======== SUPPLIED INFORMATION

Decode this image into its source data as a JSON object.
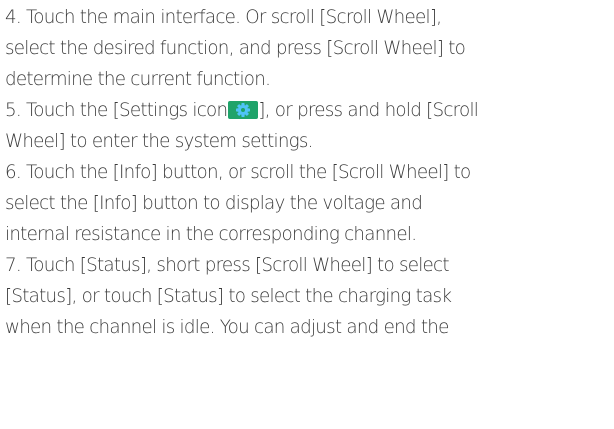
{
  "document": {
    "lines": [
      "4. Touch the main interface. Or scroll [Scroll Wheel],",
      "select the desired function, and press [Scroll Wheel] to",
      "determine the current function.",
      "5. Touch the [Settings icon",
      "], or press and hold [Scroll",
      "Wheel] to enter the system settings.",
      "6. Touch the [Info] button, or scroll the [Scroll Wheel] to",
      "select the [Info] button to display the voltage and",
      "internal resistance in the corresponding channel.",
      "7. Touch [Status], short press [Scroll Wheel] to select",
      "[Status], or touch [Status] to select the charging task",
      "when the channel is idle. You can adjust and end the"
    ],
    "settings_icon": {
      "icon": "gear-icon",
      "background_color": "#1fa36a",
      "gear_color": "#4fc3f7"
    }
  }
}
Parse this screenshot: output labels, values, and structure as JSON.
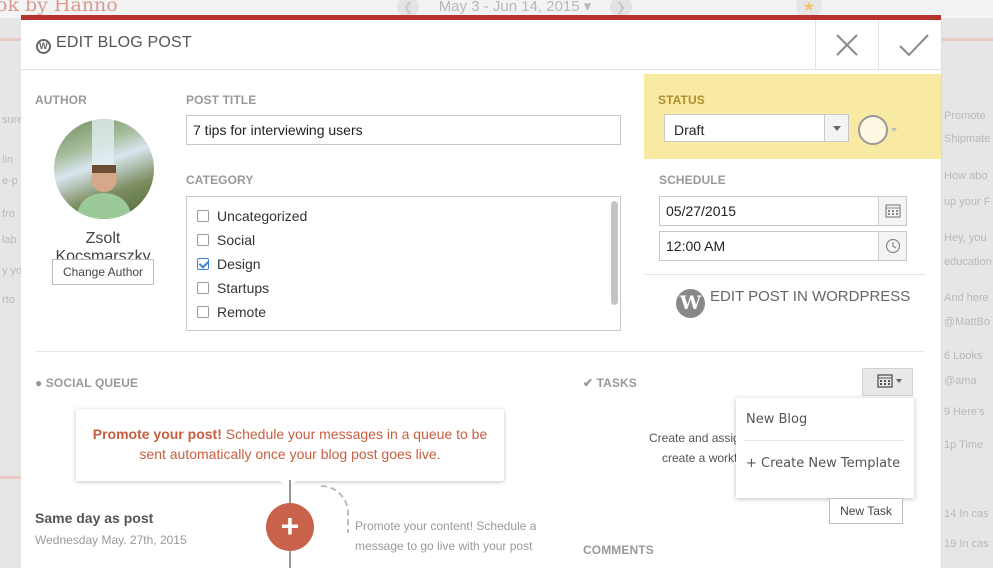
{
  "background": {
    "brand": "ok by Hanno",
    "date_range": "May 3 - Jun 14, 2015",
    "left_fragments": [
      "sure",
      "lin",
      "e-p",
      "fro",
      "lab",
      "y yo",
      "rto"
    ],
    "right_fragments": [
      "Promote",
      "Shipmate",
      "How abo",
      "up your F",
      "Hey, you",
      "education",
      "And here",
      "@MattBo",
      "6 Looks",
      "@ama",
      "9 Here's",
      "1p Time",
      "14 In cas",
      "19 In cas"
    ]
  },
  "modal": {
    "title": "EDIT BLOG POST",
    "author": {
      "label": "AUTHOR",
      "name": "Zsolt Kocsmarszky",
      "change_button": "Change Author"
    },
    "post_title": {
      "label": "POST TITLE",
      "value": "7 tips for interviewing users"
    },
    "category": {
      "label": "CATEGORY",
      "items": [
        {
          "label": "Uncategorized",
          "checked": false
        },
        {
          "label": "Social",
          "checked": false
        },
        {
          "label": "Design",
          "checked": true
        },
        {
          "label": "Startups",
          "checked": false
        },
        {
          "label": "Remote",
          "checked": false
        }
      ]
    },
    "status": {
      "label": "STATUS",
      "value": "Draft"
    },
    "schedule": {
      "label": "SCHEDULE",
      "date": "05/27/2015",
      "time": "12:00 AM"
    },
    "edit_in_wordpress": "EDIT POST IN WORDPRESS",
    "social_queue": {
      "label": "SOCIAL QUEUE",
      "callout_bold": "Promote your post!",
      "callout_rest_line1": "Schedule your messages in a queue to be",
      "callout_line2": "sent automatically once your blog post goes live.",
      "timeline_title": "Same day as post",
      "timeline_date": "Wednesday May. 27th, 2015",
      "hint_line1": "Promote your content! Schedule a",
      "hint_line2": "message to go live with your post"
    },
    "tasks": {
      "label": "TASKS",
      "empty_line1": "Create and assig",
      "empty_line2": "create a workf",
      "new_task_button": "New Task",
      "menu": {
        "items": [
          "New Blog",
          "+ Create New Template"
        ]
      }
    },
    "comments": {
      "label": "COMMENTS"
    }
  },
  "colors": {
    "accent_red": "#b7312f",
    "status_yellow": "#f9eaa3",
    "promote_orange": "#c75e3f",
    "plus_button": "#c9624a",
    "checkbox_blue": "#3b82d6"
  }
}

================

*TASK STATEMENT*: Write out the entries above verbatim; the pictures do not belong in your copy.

*ANSWER TO THE EXERCISE*:
Decode this image into its source data as a JSON object.
{
  "document": {
    "lines": [
      "4. Touch the main interface. Or scroll [Scroll Wheel],",
      "select the desired function, and press [Scroll Wheel] to",
      "determine the current function.",
      "5. Touch the [Settings icon",
      "], or press and hold [Scroll",
      "Wheel] to enter the system settings.",
      "6. Touch the [Info] button, or scroll the [Scroll Wheel] to",
      "select the [Info] button to display the voltage and",
      "internal resistance in the corresponding channel.",
      "7. Touch [Status], short press [Scroll Wheel] to select",
      "[Status], or touch [Status] to select the charging task",
      "when the channel is idle. You can adjust and end the"
    ],
    "settings_icon": {
      "icon": "gear-icon",
      "background_color": "#1fa36a",
      "gear_color": "#4fc3f7"
    }
  }
}
Parse this screenshot: output labels, values, and structure as JSON.
{
  "background": {
    "brand": "ok by Hanno",
    "date_range": "May 3 - Jun 14, 2015",
    "left_fragments": [
      "sure",
      "lin",
      "e-p",
      "fro",
      "lab",
      "y yo",
      "rto"
    ],
    "right_fragments": [
      "Promote",
      "Shipmate",
      "How abo",
      "up your F",
      "Hey, you",
      "education",
      "And here",
      "@MattBo",
      "6 Looks",
      "@ama",
      "9 Here's",
      "1p Time",
      "14 In cas",
      "19 In cas"
    ]
  },
  "modal": {
    "title": "EDIT BLOG POST",
    "author": {
      "label": "AUTHOR",
      "name": "Zsolt Kocsmarszky",
      "change_button": "Change Author"
    },
    "post_title": {
      "label": "POST TITLE",
      "value": "7 tips for interviewing users"
    },
    "category": {
      "label": "CATEGORY",
      "items": [
        {
          "label": "Uncategorized",
          "checked": false
        },
        {
          "label": "Social",
          "checked": false
        },
        {
          "label": "Design",
          "checked": true
        },
        {
          "label": "Startups",
          "checked": false
        },
        {
          "label": "Remote",
          "checked": false
        }
      ]
    },
    "status": {
      "label": "STATUS",
      "value": "Draft"
    },
    "schedule": {
      "label": "SCHEDULE",
      "date": "05/27/2015",
      "time": "12:00 AM"
    },
    "edit_in_wordpress": "EDIT POST IN WORDPRESS",
    "social_queue": {
      "label": "SOCIAL QUEUE",
      "callout_bold": "Promote your post!",
      "callout_rest_line1": "Schedule your messages in a queue to be",
      "callout_line2": "sent automatically once your blog post goes live.",
      "timeline_title": "Same day as post",
      "timeline_date": "Wednesday May. 27th, 2015",
      "hint_line1": "Promote your content! Schedule a",
      "hint_line2": "message to go live with your post"
    },
    "tasks": {
      "label": "TASKS",
      "empty_line1": "Create and assig",
      "empty_line2": "create a workf",
      "new_task_button": "New Task",
      "menu": {
        "items": [
          "New Blog",
          "+ Create New Template"
        ]
      }
    },
    "comments": {
      "label": "COMMENTS"
    }
  },
  "colors": {
    "accent_red": "#b7312f",
    "status_yellow": "#f9eaa3",
    "promote_orange": "#c75e3f",
    "plus_button": "#c9624a",
    "checkbox_blue": "#3b82d6"
  }
}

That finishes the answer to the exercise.